the mass-luminosity relation, the mass of this supergiant is calculated as
30 times the mass of the Sun. Cyg X-1 must have a mass of about 7 solar
masses or else it would not exert enough gravitational pull to cause
the wobble in the spectral lines of HDE 226868. Since 7 solar masses
is too large to be a
white dwarf or
neutron star, it must be a black hole.
However, there are arguments against Cyg X-1 being a black hole.
HDE 226868 might be undermassive for its spectral type, which would make
Cyg X-1 less massive than previously calculated. In addition, uncertainties in
the distance to the binary system would also influence mass calculations. All
of these uncertainties can make a case for Cyg X-1 having only 3 solar masses,
thus allowing for the possibility that it is a neutron star.
Nonetheless, there are now about 10 binaries for which the evidence for a
black hole is much stronger than in Cygnus X-1. The first of these,
an X-ray transient called A0620-00, was discovered in 1975, and the
mass of the compact object was determined in the mid-1980's to be
greater than 3.5 solar masses. This very clearly excludes a neutron
star, which has a mass near 1.5 solar masses, even allowing for all known theoretical uncertainties. The best
case for a black hole is probably V404 Cygni, whose compact star is at
least 10 solar masses. With improved instrumentation, the pace of
discovery has accelerated over the last five years or so, and the list
of dynamically confirmed black hole binaries is growing rapidly.
What about all the Wormhole Stuff?
Unfortunately, worm holes are more science fiction than they are science
fact.
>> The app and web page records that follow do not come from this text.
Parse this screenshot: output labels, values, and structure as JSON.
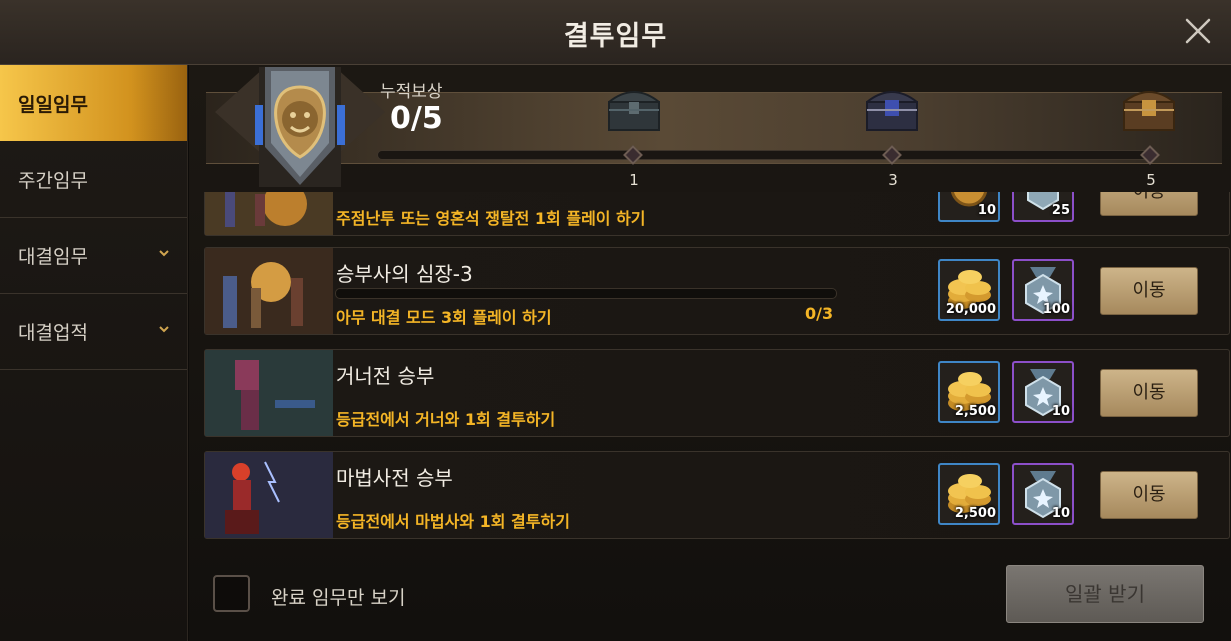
{
  "window": {
    "title": "결투임무"
  },
  "sidebar": {
    "items": [
      {
        "label": "일일임무",
        "active": true,
        "has_chevron": false
      },
      {
        "label": "주간임무",
        "active": false,
        "has_chevron": false
      },
      {
        "label": "대결임무",
        "active": false,
        "has_chevron": true
      },
      {
        "label": "대결업적",
        "active": false,
        "has_chevron": true
      }
    ]
  },
  "accumulated": {
    "label": "누적보상",
    "value": "0/5",
    "progress_fraction": 0,
    "milestones": [
      {
        "label": "1",
        "chest": "chest-tier1-icon"
      },
      {
        "label": "3",
        "chest": "chest-tier2-icon"
      },
      {
        "label": "5",
        "chest": "chest-tier3-icon"
      }
    ]
  },
  "quests": [
    {
      "title": "",
      "desc": "주점난투 또는 영혼석 쟁탈전 1회 플레이 하기",
      "gold": "10",
      "gem": "25",
      "button": "이동",
      "partial": true
    },
    {
      "title": "승부사의 심장-3",
      "desc": "아무 대결 모드 3회 플레이 하기",
      "count": "0/3",
      "progress_fraction": 0,
      "gold": "20,000",
      "gem": "100",
      "button": "이동"
    },
    {
      "title": "거너전 승부",
      "desc": "등급전에서 거너와 1회 결투하기",
      "gold": "2,500",
      "gem": "10",
      "button": "이동"
    },
    {
      "title": "마법사전 승부",
      "desc": "등급전에서 마법사와 1회 결투하기",
      "gold": "2,500",
      "gem": "10",
      "button": "이동"
    }
  ],
  "footer": {
    "checkbox_label": "완료 임무만 보기",
    "checkbox_checked": false,
    "collect_label": "일괄 받기",
    "collect_enabled": false
  },
  "colors": {
    "accent_gold": "#f4b526",
    "active_tab": "#e0a838",
    "button": "#c0a57a"
  }
}
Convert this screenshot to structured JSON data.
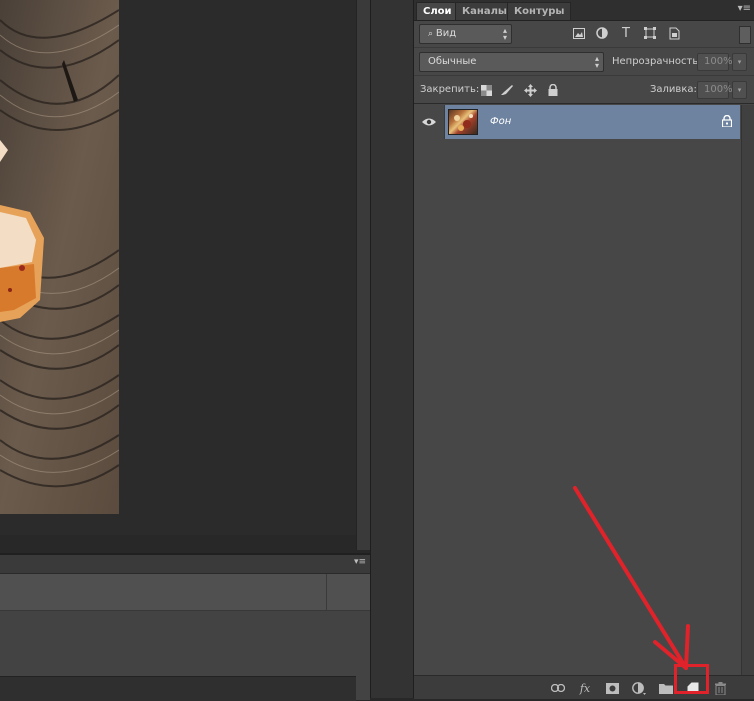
{
  "layers_panel": {
    "tabs": [
      {
        "label": "Слои",
        "active": true
      },
      {
        "label": "Каналы",
        "active": false
      },
      {
        "label": "Контуры",
        "active": false
      }
    ],
    "filter": {
      "value": "Вид"
    },
    "blend_mode": {
      "value": "Обычные"
    },
    "opacity": {
      "label": "Непрозрачность:",
      "value": "100%"
    },
    "lock": {
      "label": "Закрепить:"
    },
    "fill": {
      "label": "Заливка:",
      "value": "100%"
    },
    "layers": [
      {
        "name": "Фон",
        "visible": true,
        "locked": true,
        "selected": true
      }
    ]
  },
  "bottom_toolbar": {
    "icons": [
      "link-icon",
      "fx-icon",
      "mask-icon",
      "adjustment-icon",
      "folder-icon",
      "new-layer-icon",
      "trash-icon"
    ],
    "fx_label": "fx"
  },
  "annotation": {
    "color": "#e0222a",
    "target": "new-layer-button"
  },
  "colors": {
    "selection": "#6e83a0",
    "panel": "#474747",
    "annotation": "#e0222a"
  }
}
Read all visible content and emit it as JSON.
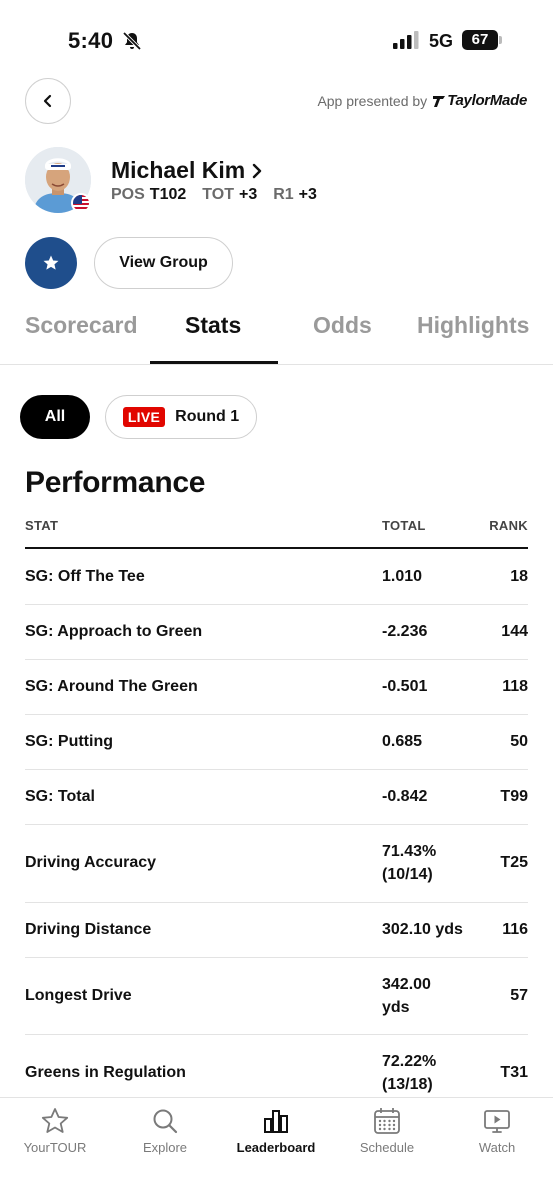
{
  "status_bar": {
    "time": "5:40",
    "network": "5G",
    "battery": "67"
  },
  "header": {
    "sponsor_text": "App presented by",
    "sponsor_logo": "TaylorMade"
  },
  "player": {
    "name": "Michael Kim",
    "pos_label": "POS",
    "pos_value": "T102",
    "tot_label": "TOT",
    "tot_value": "+3",
    "r1_label": "R1",
    "r1_value": "+3",
    "country_flag": "flag-usa-icon"
  },
  "actions": {
    "favorite_icon": "star-icon",
    "view_group_label": "View Group"
  },
  "tabs": [
    {
      "label": "Scorecard",
      "active": false
    },
    {
      "label": "Stats",
      "active": true
    },
    {
      "label": "Odds",
      "active": false
    },
    {
      "label": "Highlights",
      "active": false
    }
  ],
  "filters": {
    "all_label": "All",
    "live_label": "LIVE",
    "round_label": "Round 1"
  },
  "performance": {
    "title": "Performance",
    "headers": {
      "stat": "STAT",
      "total": "TOTAL",
      "rank": "RANK"
    },
    "rows": [
      {
        "stat": "SG: Off The Tee",
        "total_1": "1.010",
        "total_2": "",
        "rank": "18"
      },
      {
        "stat": "SG: Approach to Green",
        "total_1": "-2.236",
        "total_2": "",
        "rank": "144"
      },
      {
        "stat": "SG: Around The Green",
        "total_1": "-0.501",
        "total_2": "",
        "rank": "118"
      },
      {
        "stat": "SG: Putting",
        "total_1": "0.685",
        "total_2": "",
        "rank": "50"
      },
      {
        "stat": "SG: Total",
        "total_1": "-0.842",
        "total_2": "",
        "rank": "T99"
      },
      {
        "stat": "Driving Accuracy",
        "total_1": "71.43%",
        "total_2": "(10/14)",
        "rank": "T25"
      },
      {
        "stat": "Driving Distance",
        "total_1": "302.10 yds",
        "total_2": "",
        "rank": "116"
      },
      {
        "stat": "Longest Drive",
        "total_1": "342.00",
        "total_2": "yds",
        "rank": "57"
      },
      {
        "stat": "Greens in Regulation",
        "total_1": "72.22%",
        "total_2": "(13/18)",
        "rank": "T31"
      }
    ]
  },
  "bottom_nav": [
    {
      "label": "YourTOUR",
      "icon": "star-outline-icon",
      "active": false
    },
    {
      "label": "Explore",
      "icon": "search-icon",
      "active": false
    },
    {
      "label": "Leaderboard",
      "icon": "bar-chart-icon",
      "active": true
    },
    {
      "label": "Schedule",
      "icon": "calendar-icon",
      "active": false
    },
    {
      "label": "Watch",
      "icon": "play-screen-icon",
      "active": false
    }
  ],
  "colors": {
    "accent_blue": "#1f4e8c",
    "live_red": "#e10600",
    "inactive_gray": "#9a9a9a"
  }
}
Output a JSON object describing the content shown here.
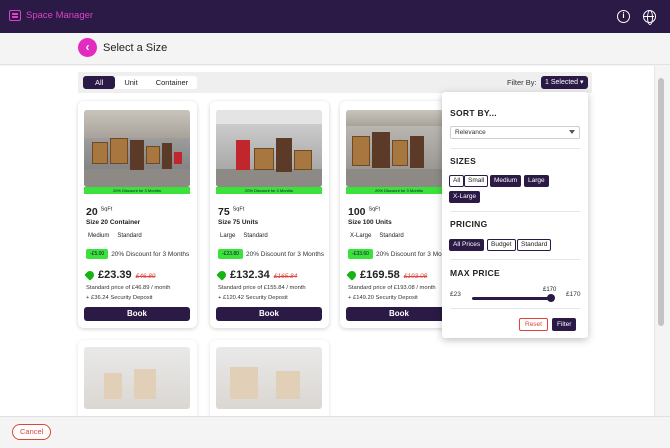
{
  "app": {
    "brand": "Space Manager"
  },
  "header": {
    "title": "Select a Size"
  },
  "tabs": [
    {
      "label": "All",
      "active": true
    },
    {
      "label": "Unit",
      "active": false
    },
    {
      "label": "Container",
      "active": false
    }
  ],
  "filter": {
    "label": "Filter By:",
    "selected": "1 Selected ▾"
  },
  "cards": [
    {
      "banner": "20% Discount for 3 Months",
      "sqft": "20",
      "sqft_unit": "SqFt",
      "name": "Size 20 Container",
      "tags": [
        "Medium",
        "Standard"
      ],
      "discount_badge": "-£5.00",
      "discount_text": "20% Discount for 3 Months",
      "price": "£23.39",
      "old_price": "£46.89",
      "standard_price": "Standard price of £46.89 / month",
      "deposit": "+ £36.24 Security Deposit",
      "book": "Book"
    },
    {
      "banner": "20% Discount for 3 Months",
      "sqft": "75",
      "sqft_unit": "SqFt",
      "name": "Size 75 Units",
      "tags": [
        "Large",
        "Standard"
      ],
      "discount_badge": "-£23.80",
      "discount_text": "20% Discount for 3 Months",
      "price": "£132.34",
      "old_price": "£165.84",
      "standard_price": "Standard price of £155.84 / month",
      "deposit": "+ £120.42 Security Deposit",
      "book": "Book"
    },
    {
      "banner": "20% Discount for 3 Months",
      "sqft": "100",
      "sqft_unit": "SqFt",
      "name": "Size 100 Units",
      "tags": [
        "X-Large",
        "Standard"
      ],
      "discount_badge": "-£33.60",
      "discount_text": "20% Discount for 3 Months",
      "price": "£169.58",
      "old_price": "£193.08",
      "standard_price": "Standard price of £193.08 / month",
      "deposit": "+ £149.20 Security Deposit",
      "book": "Book"
    }
  ],
  "panel": {
    "sort_heading": "SORT BY...",
    "sort_value": "Relevance",
    "sizes_heading": "SIZES",
    "sizes": [
      {
        "label": "All",
        "on": false
      },
      {
        "label": "Small",
        "on": false
      },
      {
        "label": "Medium",
        "on": true
      },
      {
        "label": "Large",
        "on": true
      },
      {
        "label": "X-Large",
        "on": true
      }
    ],
    "pricing_heading": "PRICING",
    "pricing": [
      {
        "label": "All Prices",
        "on": true
      },
      {
        "label": "Budget",
        "on": false
      },
      {
        "label": "Standard",
        "on": false
      }
    ],
    "max_price_heading": "MAX PRICE",
    "min_label": "£23",
    "max_label": "£170",
    "current": "£170",
    "reset": "Reset",
    "apply": "Filter"
  },
  "footer": {
    "cancel": "Cancel"
  },
  "colors": {
    "primary": "#2a1a45",
    "accent": "#e42bbf",
    "discount": "#3ce23c",
    "danger": "#e0433a"
  }
}
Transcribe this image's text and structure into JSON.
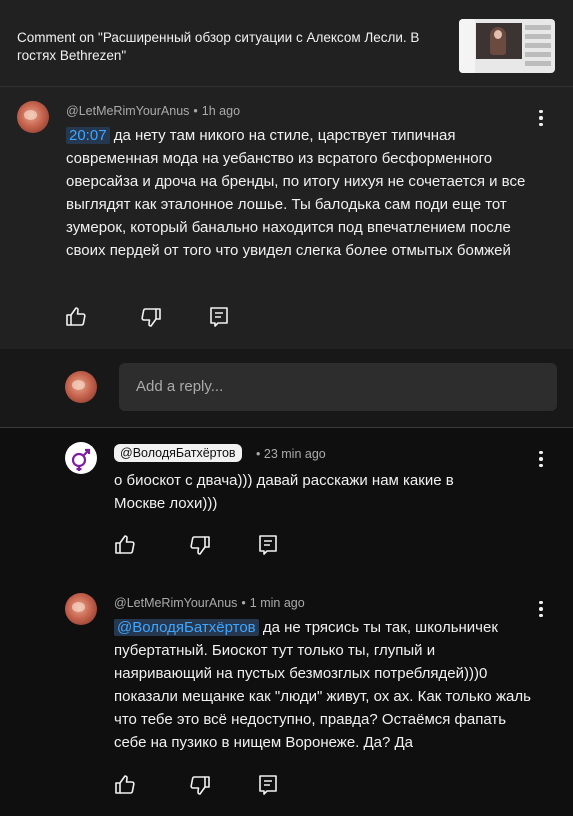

A wormhole is a theoretical opening in space-time that one could use
to travel to far away places very quickly. The wormhole itself is
two copies of the black hole geometry connected by a throat - the throat,
or passageway, is called an Einstein-Rosen bridge.
It has never been proved that worm holes exist and there is no
experimental evidence for them, but it is fun to think about the
possibilities their existence might create.
Can You Give Me Some More References?
There is quite a bit of black hole theory out there. For more information
on it, try these books:
- Black Holes and Warped Spacetime - William J. Kaufmann, III
- Lonely Hearts of the Cosmos - Dennis Overbye
- Black Holes and Time Warps, Einstein's Outrageous Legacy - Kip S. Thorne
- The Mathematical Theory of Black Holes - S. Chandrasekhar
- Black Holes and Baby Universes and other Essays - Stephen Hawking
- Universe - William J. Kaufmann, III
- Black Holes and the Universe - Igor Novikov